Funding for salmon research

Healthy specimen: Rodney Clark with a salmon caught near
Healthy specimen: Rodney Clark with a salmon caught near Kaikoura.

The salmon farming industry has more than $700,000 of government research money to spend on finding out why some fish are deformed and to develop vaccines to prevent infections.

The Ministry of Primary Industry granted $600,000 of Sustainable Farming Fund (SFF) money to the Salmon Improvement Group to study deformities in king (chinook) salmon farmed in New Zealand. Aquaculture New Zealand was granted $115,700 to develop ability for fish vaccines to be made in New Zealand.

Salmon Improvement Group manager John Bailey said the three-year project had three goals: To diagnose spinal deformities, measure incidence and look at causes.

Deformed fish were poor performers and could not be sold as a premium product, he said. Some died before leaving hatcheries for fish farms and others were culled.

Environmental conditions such as water temperature during incubation, nutrition at critical times and genetics all played a part in causing spinal defects in salmon species farmed overseas.

The fish-farming industry used genetic markers to select especially productive fish for breeding, Mr Bailey said.

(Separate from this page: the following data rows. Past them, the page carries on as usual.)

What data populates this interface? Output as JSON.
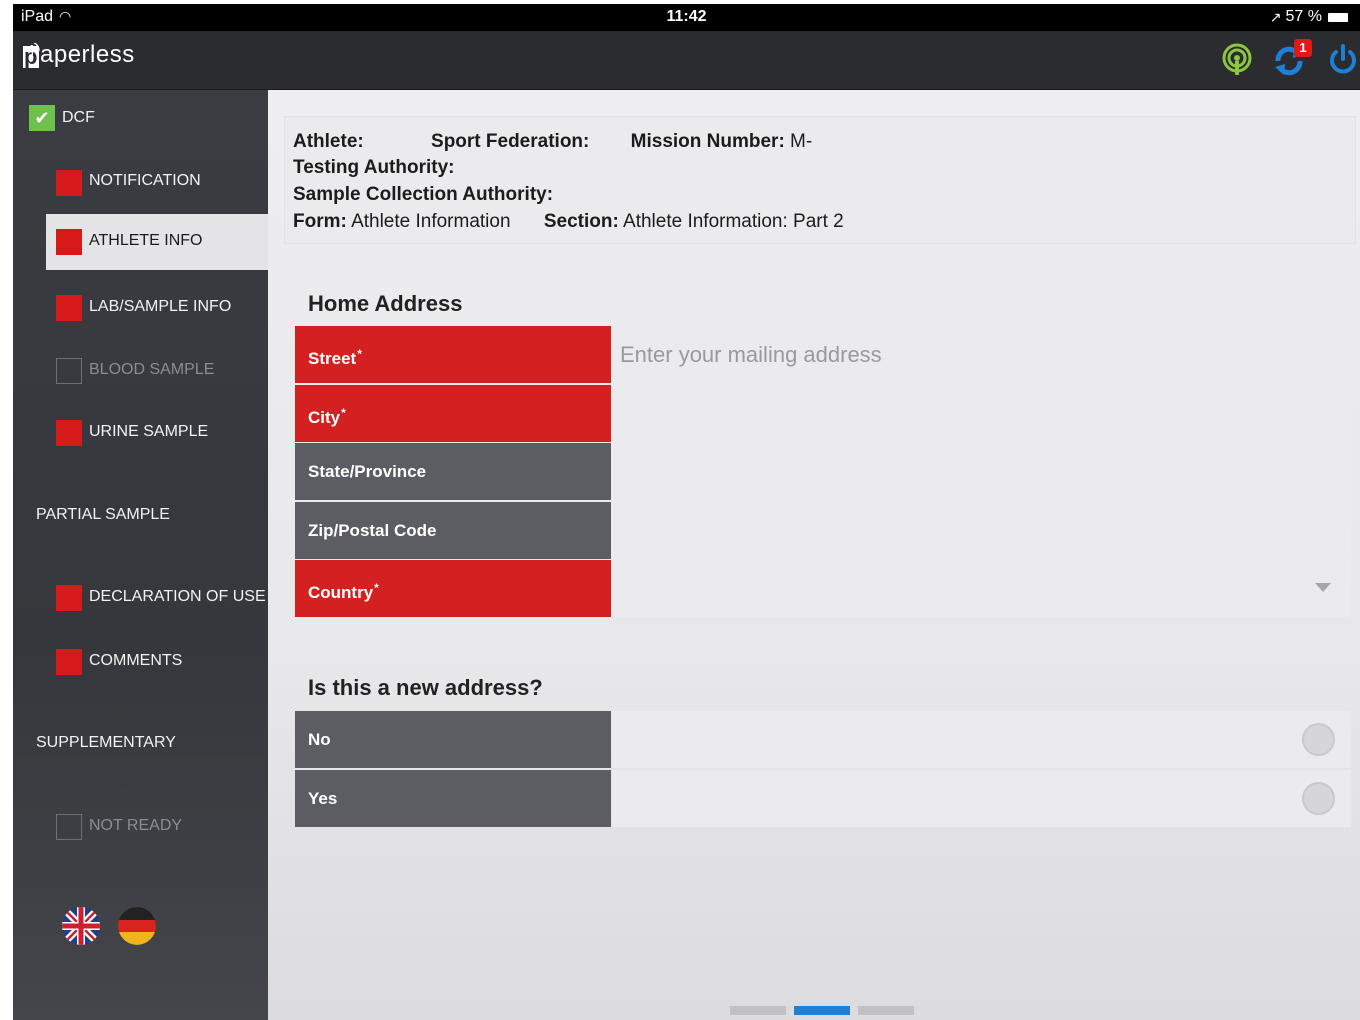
{
  "status_bar": {
    "device": "iPad",
    "time": "11:42",
    "battery": "57 %"
  },
  "header": {
    "logo_text": "aperless",
    "logo_letter": "p",
    "notification_count": "1",
    "icons": [
      "signal-icon",
      "sync-icon",
      "power-icon"
    ],
    "accent": "#1e7fd6"
  },
  "sidebar": {
    "top_section": "DCF",
    "items": [
      {
        "label": "NOTIFICATION",
        "status": "error"
      },
      {
        "label": "ATHLETE INFO",
        "status": "error",
        "active": true
      },
      {
        "label": "LAB/SAMPLE INFO",
        "status": "error"
      },
      {
        "label": "BLOOD SAMPLE",
        "status": "disabled"
      },
      {
        "label": "URINE SAMPLE",
        "status": "error"
      }
    ],
    "partial_sample": "PARTIAL SAMPLE",
    "items2": [
      {
        "label": "DECLARATION OF USE",
        "status": "error"
      },
      {
        "label": "COMMENTS",
        "status": "error"
      }
    ],
    "supplementary": "SUPPLEMENTARY",
    "not_ready": "NOT READY",
    "languages": [
      "uk-flag-icon",
      "german-flag-icon"
    ]
  },
  "info": {
    "athlete_label": "Athlete:",
    "sport_federation_label": "Sport Federation:",
    "mission_number_label": "Mission Number:",
    "mission_number_value": "M-",
    "testing_authority_label": "Testing Authority:",
    "sample_collection_authority_label": "Sample Collection Authority:",
    "form_label": "Form:",
    "form_value": "Athlete Information",
    "section_label": "Section:",
    "section_value": "Athlete Information: Part 2"
  },
  "home_address": {
    "title": "Home Address",
    "street_label": "Street",
    "street_placeholder": "Enter your mailing address",
    "city_label": "City",
    "state_label": "State/Province",
    "zip_label": "Zip/Postal Code",
    "country_label": "Country",
    "required_mark": "*"
  },
  "new_address": {
    "title": "Is this a new address?",
    "options": [
      "No",
      "Yes"
    ]
  },
  "colors": {
    "required": "#d42020",
    "optional": "#5b5d63",
    "success": "#6ec14a"
  },
  "pager": {
    "pages": 3,
    "current": 2
  }
}
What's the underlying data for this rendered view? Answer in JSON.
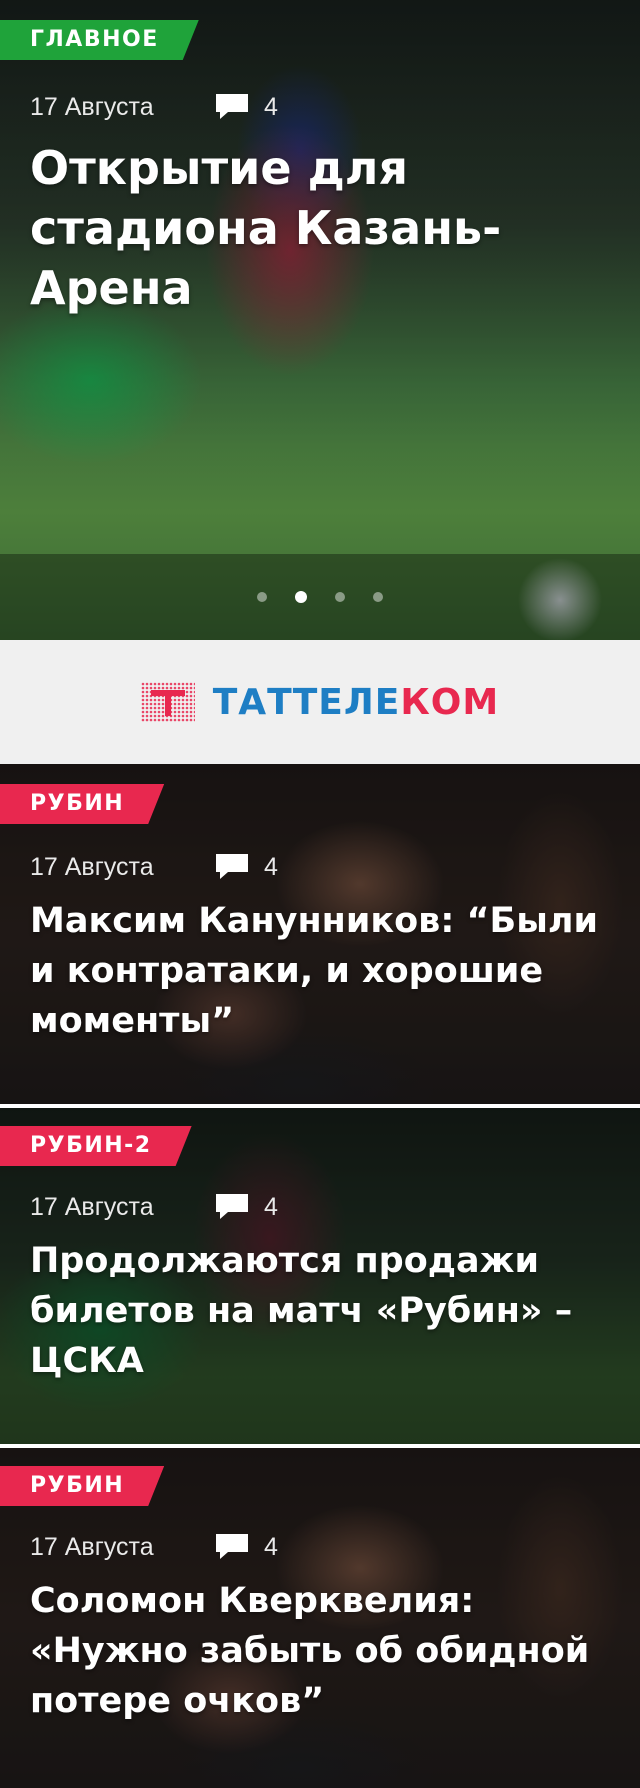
{
  "hero": {
    "tag": "ГЛАВНОЕ",
    "date": "17 Августа",
    "comments": "4",
    "title": "Открытие для стадиона Казань-Арена",
    "pager": {
      "count": 4,
      "active": 2
    }
  },
  "banner": {
    "brand_part1": "ТАТТЕЛЕ",
    "brand_part2": "КОМ"
  },
  "news": [
    {
      "tag": "РУБИН",
      "date": "17 Августа",
      "comments": "4",
      "title": "Максим Канунников: “Были и контратаки, и хорошие моменты”"
    },
    {
      "tag": "РУБИН-2",
      "date": "17 Августа",
      "comments": "4",
      "title": "Продолжаются продажи билетов на матч «Рубин» – ЦСКА"
    },
    {
      "tag": "РУБИН",
      "date": "17 Августа",
      "comments": "4",
      "title": "Соломон Кверквелия: «Нужно забыть об обидной потере очков”"
    }
  ],
  "colors": {
    "green_tag": "#1fa33a",
    "pink_tag": "#e8284f",
    "brand_blue": "#1e7ec4",
    "brand_red": "#e8284f"
  },
  "icons": [
    "comment-icon",
    "tattelecom-logo-mark"
  ]
}
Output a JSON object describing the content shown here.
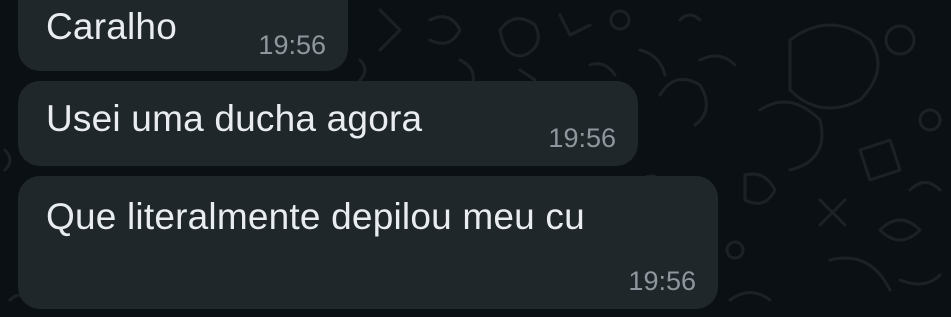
{
  "chat": {
    "background_color": "#0b1014",
    "bubble_color": "#1f272a",
    "text_color": "#e9edef",
    "time_color": "#8d979d",
    "messages": [
      {
        "text": "Caralho",
        "time": "19:56"
      },
      {
        "text": "Usei uma ducha agora",
        "time": "19:56"
      },
      {
        "text": "Que literalmente depilou meu cu",
        "time": "19:56"
      }
    ]
  }
}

The project might also identify markers for malformed spines.

Massey University, the National Institute of Water and Atmosphere (NIWA) and feed company Skretting were all involved in the project which would be based at freshwater hatcheries and sea farms.

Salmon farming company Sanford was supportive and Mr Bailey hoped Mount Cook Alpine Salmon and Benmore Salmon might become involved.

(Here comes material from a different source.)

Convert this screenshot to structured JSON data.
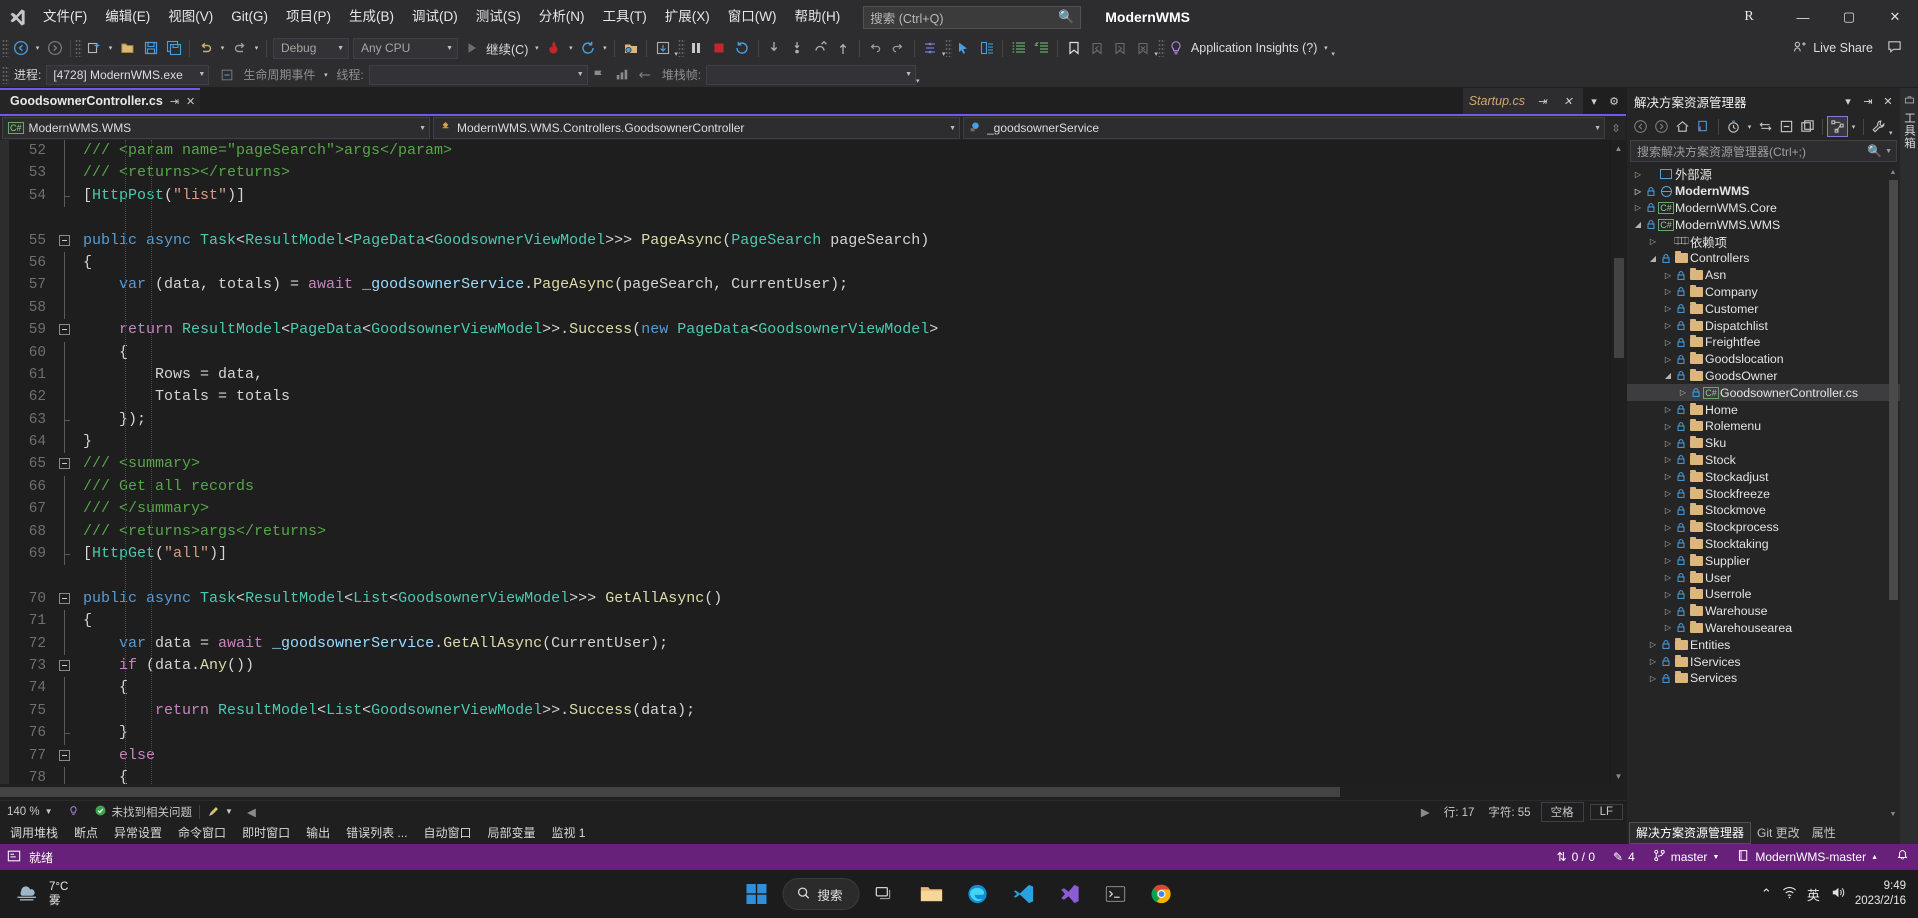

This was the first time the New Zealand King Salmon freshwater manager knew of government and university researchers co-operating to benefit the industry, he said.

Aquaculture New Zealand (ANZ) has $115,700 of SFF money to spend researching the development of vaccines to prevent bacterial infections in farmed salmon.

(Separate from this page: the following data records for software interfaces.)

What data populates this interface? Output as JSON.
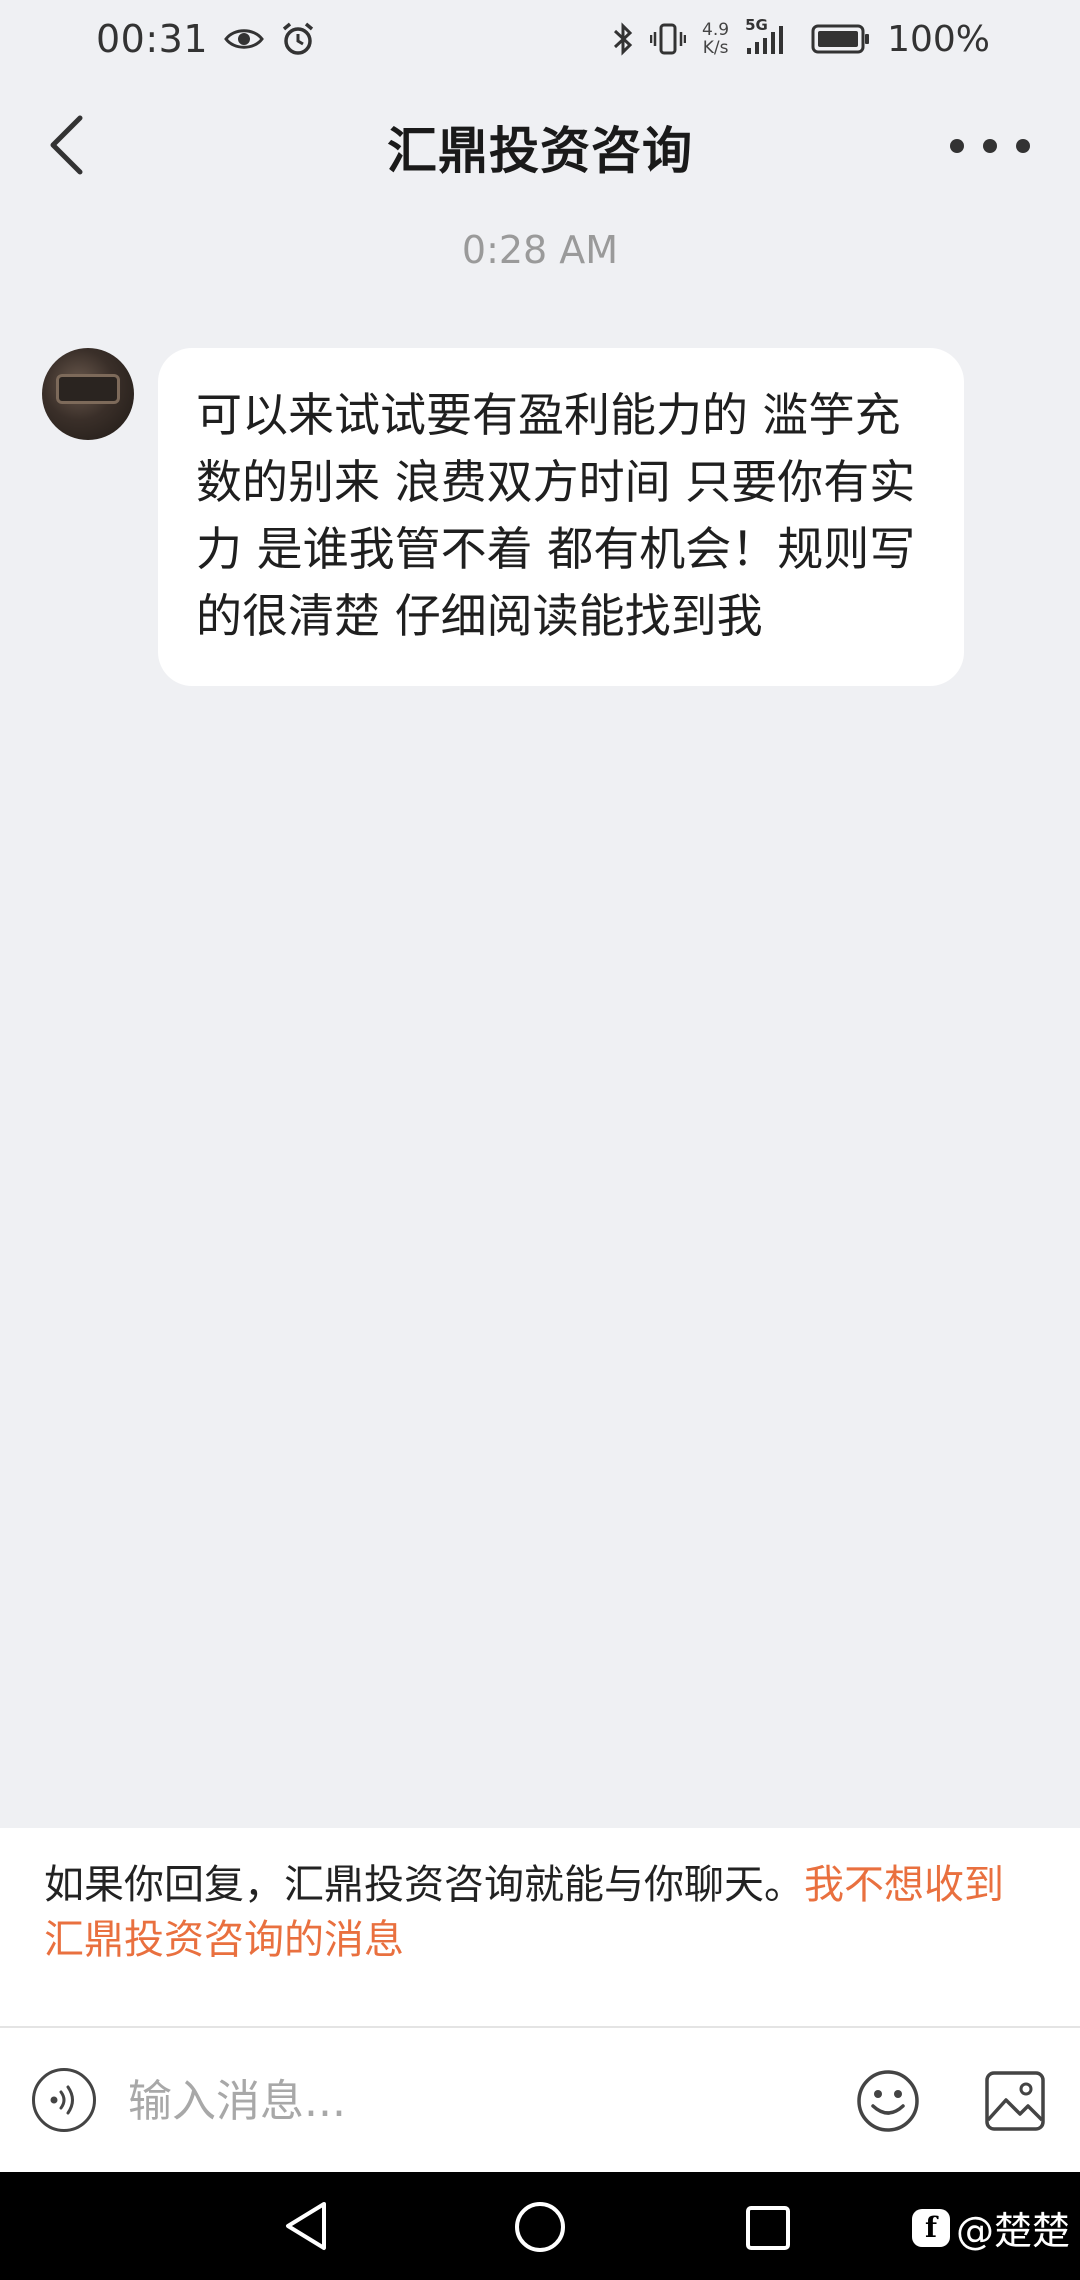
{
  "status_bar": {
    "time": "00:31",
    "network_speed_value": "4.9",
    "network_speed_unit": "K/s",
    "signal_label": "5G",
    "battery": "100%",
    "icons": [
      "eye-icon",
      "alarm-icon",
      "bluetooth-icon",
      "vibrate-icon",
      "signal-icon",
      "battery-icon"
    ]
  },
  "header": {
    "title": "汇鼎投资咨询",
    "back_icon": "chevron-left-icon",
    "more_icon": "more-horizontal-icon"
  },
  "chat": {
    "timestamp": "0:28 AM",
    "messages": [
      {
        "from": "other",
        "text": "可以来试试要有盈利能力的 滥竽充数的别来 浪费双方时间 只要你有实力 是谁我管不着 都有机会！规则写的很清楚 仔细阅读能找到我"
      }
    ]
  },
  "notice": {
    "text": "如果你回复，汇鼎投资咨询就能与你聊天。",
    "link": "我不想收到汇鼎投资咨询的消息",
    "link_color": "#e9703f"
  },
  "input_bar": {
    "placeholder": "输入消息...",
    "voice_icon": "voice-icon",
    "emoji_icon": "emoji-icon",
    "image_icon": "image-icon"
  },
  "nav_bar": {
    "watermark": "@楚楚"
  },
  "colors": {
    "background": "#eff0f3",
    "bubble": "#ffffff",
    "accent": "#e9703f"
  }
}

ANZ technical director Colin Johnston said the industry would rather use vaccines to prevent disease than antibiotics as a cure.

New Zealand was in the enviable position of having no significant diseases affecting farmed fish, he said. Vaccines were not, and to his knowledge never had been, used on salmon in this country.

Salmon vaccines were available only from overseas suppliers, Mr Johnston said. By the end of the year-long project, he expected vaccines could be made in New Zealand, complying with regulations, quality control standards and intellectual property law.

Crown Research Institutes were involved in the project but no animal remedies companies.

Mr Johnston would not say which diseases fish vaccines could prevent "because I can't look into the future".

"This is about developing tools similar to any other production industry around the world."

Aquaculture New Zealand would publish results of the study but Mr Johnston did not know whether it would be publicly available.

The Marlborough Express